A lecture by Barbara Ransby, historian, writer, longtime activist and author of “Ella Baker and the Black Freedom Movement.” Ransby is a professor of African American studies, gender and women’s studies, and history at the University of Illinois at Chicago (UIC) where she directs both the campuswide Social Justice Initiative and the Gender and Women’s Studies Program. Ransby will discuss Ella Baker, one of the most influential women in the civil rights movement, and 21st-century activism. 7-8:30 p.m., Cro’s Nest, College Center at Crozier-Williams. Sponsored by the Office of the Dean of Institutional Equity and Inclusion. For more information, contact Lynne McCue, email@example.com, 860-439-2035. This is a One Book One Region event.
Feb. 23: “No Way Out: Precarious Living in the Shadows of Poverty and Drug Dealing”
A book reading by Waverly Duck, professor and Connecticut College alumnus, who recently published "No Way Out: Precarious Living in the Shadows of Poverty and Drug Dealing," based on a seven-year ethnographic research project in an impoverished neighborhood in a city in the Northeast United States. 4:30 p.m., Blaustein Humanities Building, Room 210. This is a One Book One Region event.

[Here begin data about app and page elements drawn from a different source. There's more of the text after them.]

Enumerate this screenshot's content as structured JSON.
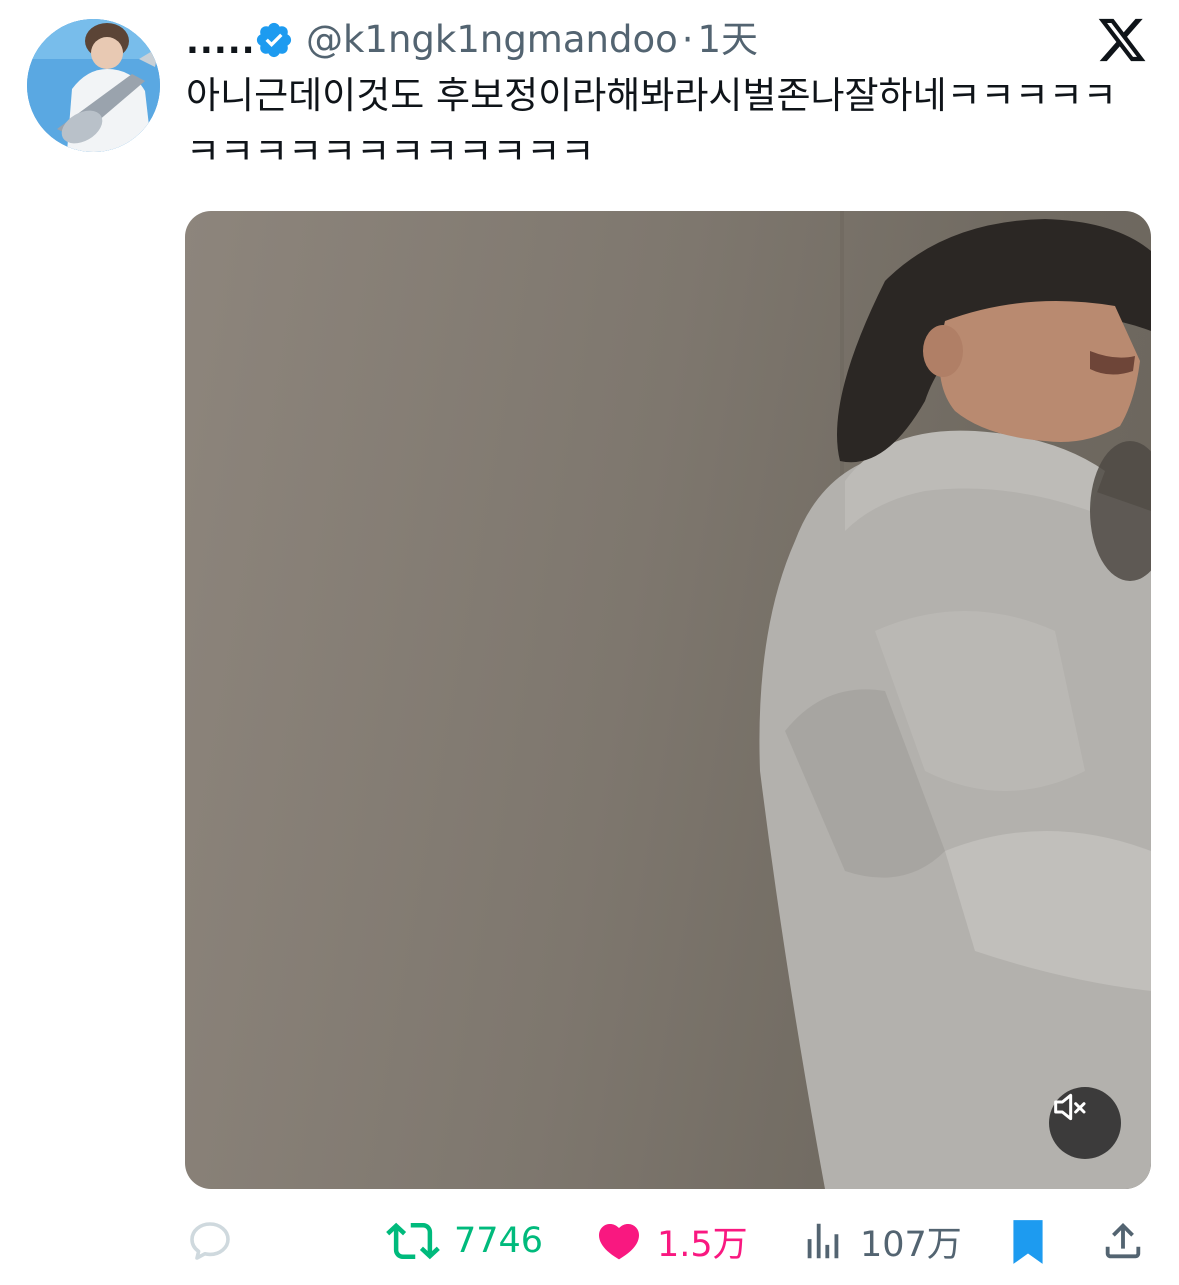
{
  "author": {
    "display_name": ".....",
    "handle": "@k1ngk1ngmandoo",
    "separator": "·",
    "time": "1天",
    "verified": true
  },
  "tweet": {
    "text": "아니근데이것도 후보정이라해봐라시벌존나잘하네ㅋㅋㅋㅋㅋㅋㅋㅋㅋㅋㅋㅋㅋㅋㅋㅋㅋ"
  },
  "media": {
    "type": "video",
    "muted": true
  },
  "actions": {
    "reply": {
      "icon": "reply-icon",
      "count": ""
    },
    "retweet": {
      "icon": "retweet-icon",
      "count": "7746",
      "color": "#00ba7c",
      "active": true
    },
    "like": {
      "icon": "heart-icon",
      "count": "1.5万",
      "color": "#f91880",
      "active": true
    },
    "views": {
      "icon": "analytics-icon",
      "count": "107万",
      "color": "#536471"
    },
    "bookmark": {
      "icon": "bookmark-icon",
      "color": "#1d9bf0",
      "active": true
    },
    "share": {
      "icon": "share-icon"
    }
  },
  "colors": {
    "verified": "#1d9bf0",
    "text": "#0f1419",
    "secondary": "#536471"
  }
}
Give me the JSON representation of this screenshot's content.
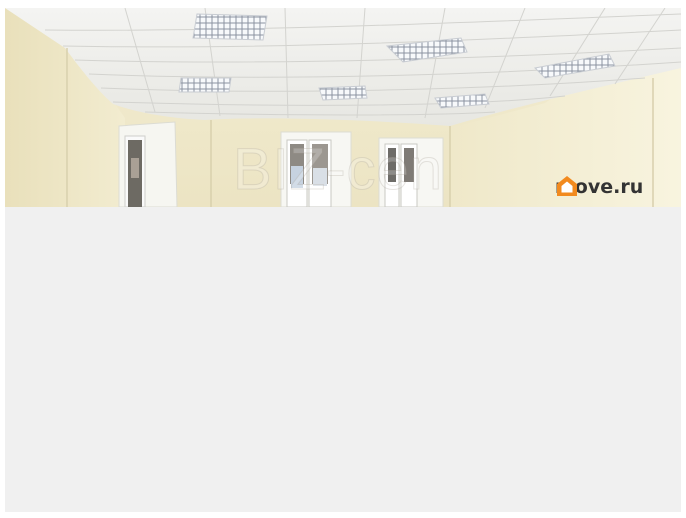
{
  "photo": {
    "watermark_text": "BIZ-cen",
    "brand_text": "move.ru",
    "brand_icon": "house-icon",
    "colors": {
      "brand_accent": "#f28a1e",
      "brand_text": "#333333",
      "empty_area": "#f0f0f0"
    }
  }
}
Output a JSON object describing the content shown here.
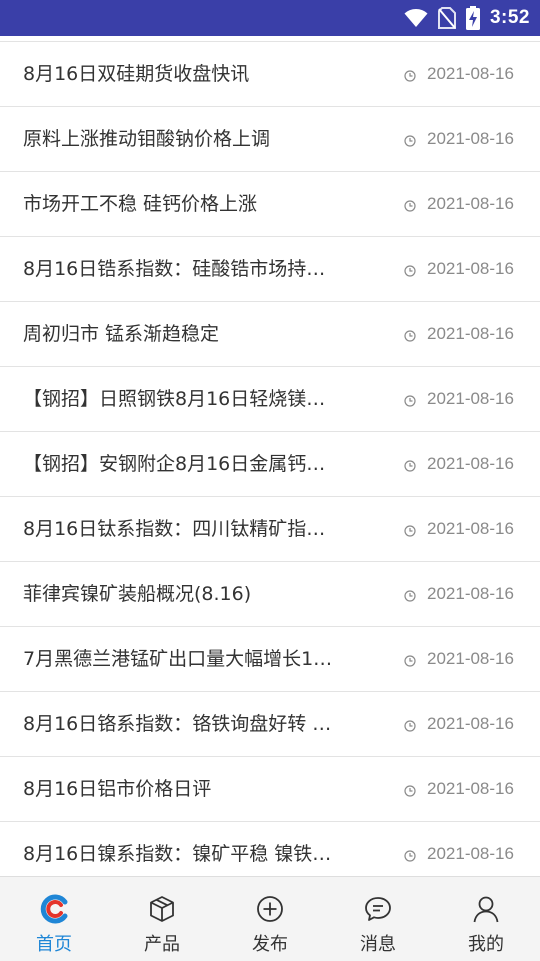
{
  "status_bar": {
    "time": "3:52"
  },
  "news": [
    {
      "title": "8月16日双硅期货收盘快讯",
      "date": "2021-08-16"
    },
    {
      "title": "原料上涨推动钼酸钠价格上调",
      "date": "2021-08-16"
    },
    {
      "title": "市场开工不稳 硅钙价格上涨",
      "date": "2021-08-16"
    },
    {
      "title": "8月16日锆系指数：硅酸锆市场持…",
      "date": "2021-08-16"
    },
    {
      "title": "周初归市 锰系渐趋稳定",
      "date": "2021-08-16"
    },
    {
      "title": "【钢招】日照钢铁8月16日轻烧镁…",
      "date": "2021-08-16"
    },
    {
      "title": "【钢招】安钢附企8月16日金属钙…",
      "date": "2021-08-16"
    },
    {
      "title": "8月16日钛系指数：四川钛精矿指…",
      "date": "2021-08-16"
    },
    {
      "title": "菲律宾镍矿装船概况(8.16)",
      "date": "2021-08-16"
    },
    {
      "title": "7月黑德兰港锰矿出口量大幅增长1…",
      "date": "2021-08-16"
    },
    {
      "title": "8月16日铬系指数：铬铁询盘好转 …",
      "date": "2021-08-16"
    },
    {
      "title": "8月16日铝市价格日评",
      "date": "2021-08-16"
    },
    {
      "title": "8月16日镍系指数：镍矿平稳 镍铁…",
      "date": "2021-08-16"
    }
  ],
  "tabs": [
    {
      "label": "首页",
      "icon": "home-logo-icon",
      "active": true
    },
    {
      "label": "产品",
      "icon": "box-icon"
    },
    {
      "label": "发布",
      "icon": "plus-circle-icon"
    },
    {
      "label": "消息",
      "icon": "chat-bubble-icon"
    },
    {
      "label": "我的",
      "icon": "person-icon"
    }
  ],
  "colors": {
    "status_bar": "#3a3fa8",
    "accent": "#1f86d6",
    "logo_red": "#e4342b"
  }
}
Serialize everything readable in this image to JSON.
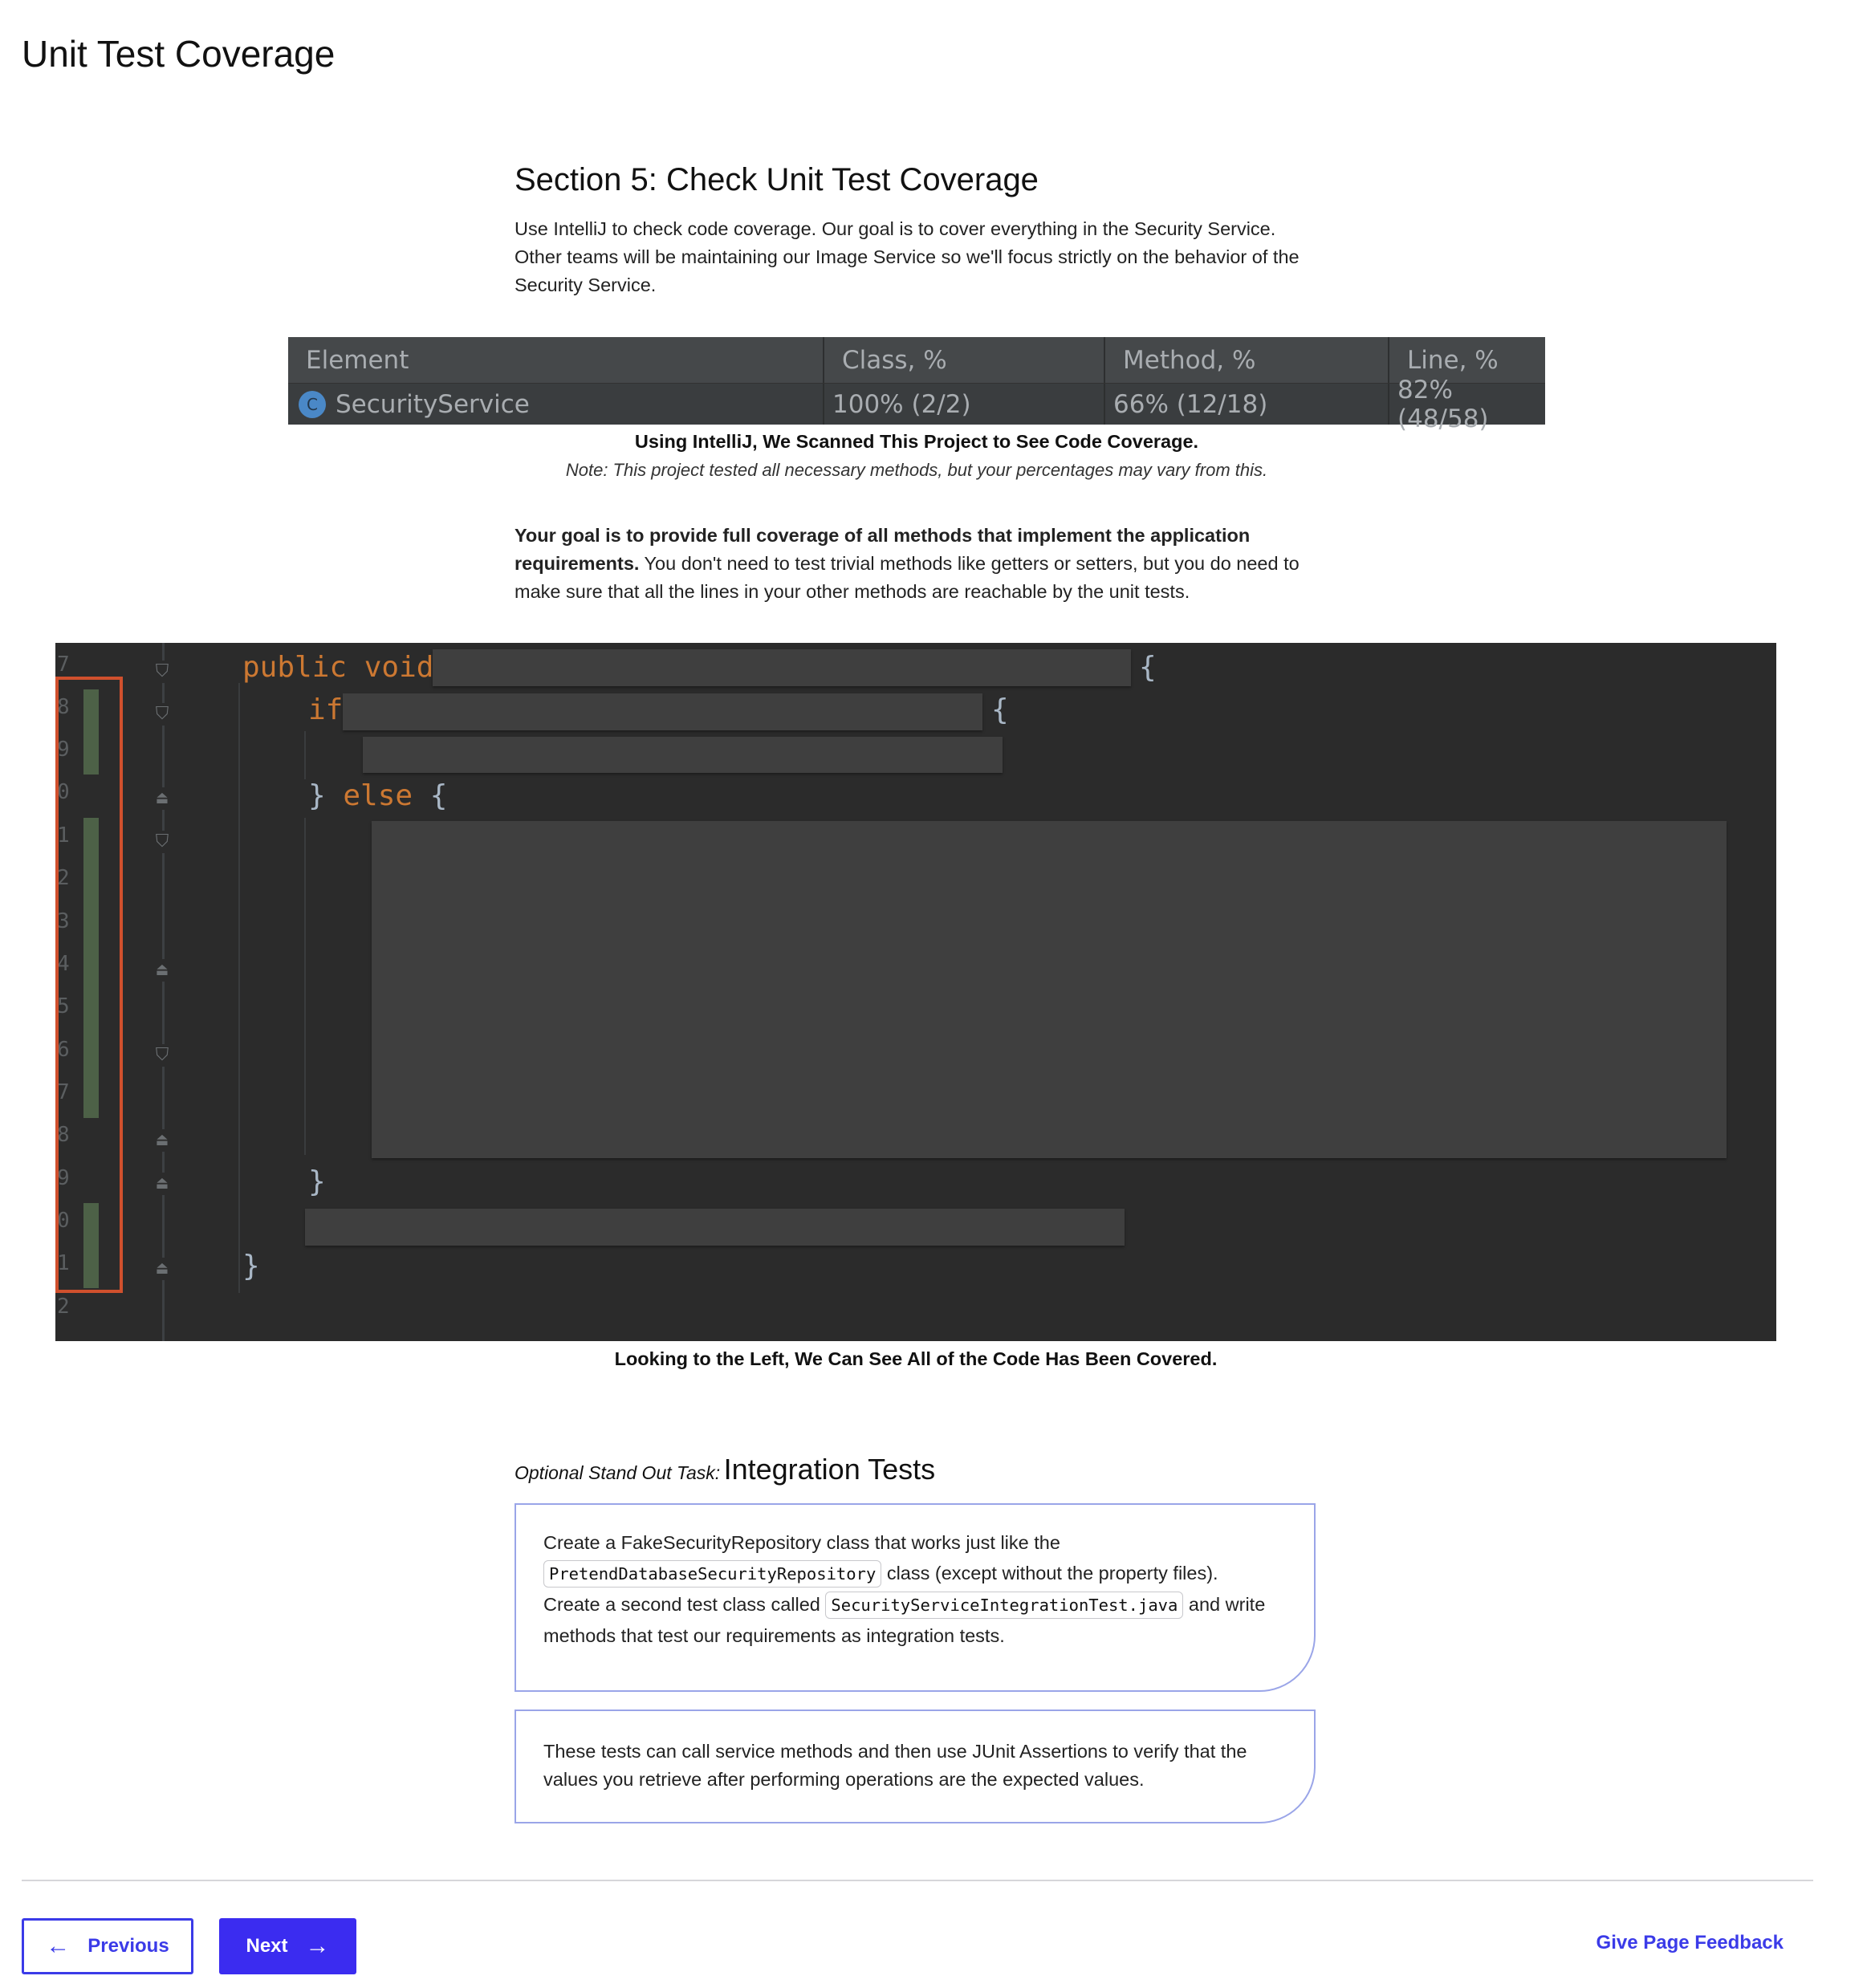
{
  "page": {
    "title": "Unit Test Coverage"
  },
  "section": {
    "title": "Section 5: Check Unit Test Coverage",
    "intro": "Use IntelliJ to check code coverage. Our goal is to cover everything in the Security Service. Other teams will be maintaining our Image Service so we'll focus strictly on the behavior of the Security Service."
  },
  "coverage_table": {
    "headers": [
      "Element",
      "Class, %",
      "Method, %",
      "Line, %"
    ],
    "row": {
      "icon": "C",
      "element": "SecurityService",
      "class_pct": "100% (2/2)",
      "method_pct": "66% (12/18)",
      "line_pct": "82% (48/58)"
    },
    "caption": "Using IntelliJ, We Scanned This Project to See Code Coverage.",
    "note": "Note: This project tested all necessary methods, but your percentages may vary from this."
  },
  "goal": {
    "bold": "Your goal is to provide full coverage of all methods that implement the application requirements.",
    "rest": " You don't need to test trivial methods like getters or setters, but you do need to make sure that all the lines in your other methods are reachable by the unit tests."
  },
  "code_view": {
    "line_numbers": [
      "7",
      "8",
      "9",
      "0",
      "1",
      "2",
      "3",
      "4",
      "5",
      "6",
      "7",
      "8",
      "9",
      "0",
      "1",
      "2"
    ],
    "kw_public": "public",
    "kw_void": "void",
    "kw_if": "if",
    "kw_else": "else",
    "brace_open": "{",
    "brace_close": "}",
    "else_open": "} ",
    "caption": "Looking to the Left, We Can See All of the Code Has Been Covered."
  },
  "optional_task": {
    "kicker": "Optional Stand Out Task:",
    "title": "Integration Tests",
    "card1": {
      "t1": "Create a FakeSecurityRepository class that works just like the ",
      "code1": "PretendDatabaseSecurityRepository",
      "t2": " class (except without the property files).",
      "t3": "Create a second test class called ",
      "code2": "SecurityServiceIntegrationTest.java",
      "t4": " and write methods that test our requirements as integration tests."
    },
    "card2": "These tests can call service methods and then use JUnit Assertions to verify that the values you retrieve after performing operations are the expected values."
  },
  "footer": {
    "previous_label": "Previous",
    "next_label": "Next",
    "feedback_label": "Give Page Feedback",
    "accent_color": "#3b3be8"
  }
}
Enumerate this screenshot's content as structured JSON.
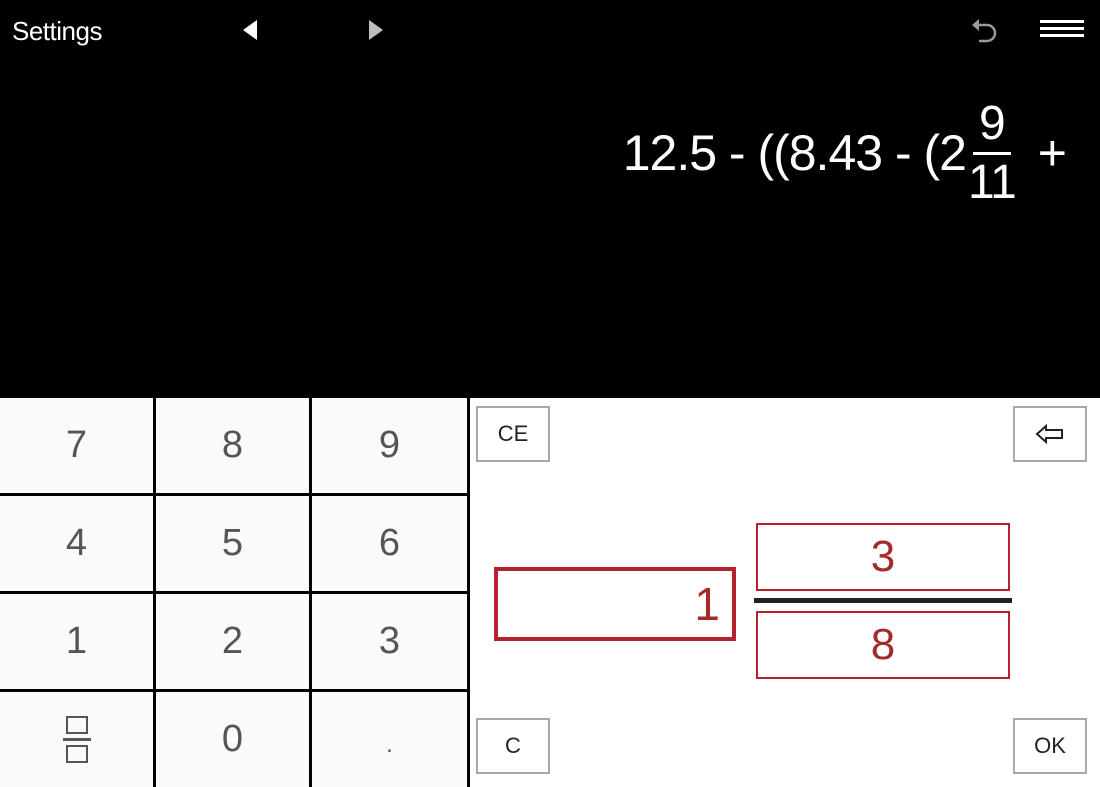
{
  "header": {
    "settings_label": "Settings"
  },
  "display": {
    "expression_prefix": "12.5 - ((8.43 - (2",
    "fraction_numerator": "9",
    "fraction_denominator": "11",
    "expression_suffix": "+"
  },
  "keypad": {
    "keys": [
      "7",
      "8",
      "9",
      "4",
      "5",
      "6",
      "1",
      "2",
      "3",
      "0",
      "."
    ]
  },
  "controls": {
    "ce_label": "CE",
    "c_label": "C",
    "ok_label": "OK"
  },
  "entry": {
    "whole": "1",
    "numerator": "3",
    "denominator": "8"
  },
  "colors": {
    "accent": "#b5222b",
    "background": "#000000",
    "key_bg": "#fafafa"
  }
}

Feb. 23: Film Screening: “Black Panthers: Vanguard of the Revolution”
The documentary combines archival footage and interviews with surviving Panthers and FBI agents to tell the story of the revolutionary black organization, the Black Panther Party. This film premiered in 2015 at the Sundance Film Festival. 7 p.m.-10 p.m., F. W. Olin Science Center, Room 14. This is a One Book One Region event.
Feb. 24: “Black Panthers: Vanguard of the Revolution” Documentary Discussion
Stanley Nelson is an African American director and producer of documentary films known for examining the history and experiences of African Americans. He will discuss his 2015 documentary, “Black Panthers: Vanguard of the Revolution.” Two events:
Common Hour, 11:50 a.m - 1 p.m., Ernst Common Room.
Discussion, 4:30-6:30 p.m. in the 1962 Room, College Center at Crozier-Williams. This is a One Book One Region event.
Feb. 24: “A Caribbean Feminism for Our Times”
Dr. Tonya Haynes will be examining the radical potential of Caribbean feminism to exploit epistemic ruptures brought about by global economic and ecological justice movements, anti-racist and anti-caste movements and transnational feminist organizing. 7 p.m. - 8:15 p.m., Blaustein Humanities Center, Hood Dining Room. Sponsored by Gender and Women’s Studies Department. For more information contact Andrea Baldwin, firstname.lastname@example.org.
January 26, 2016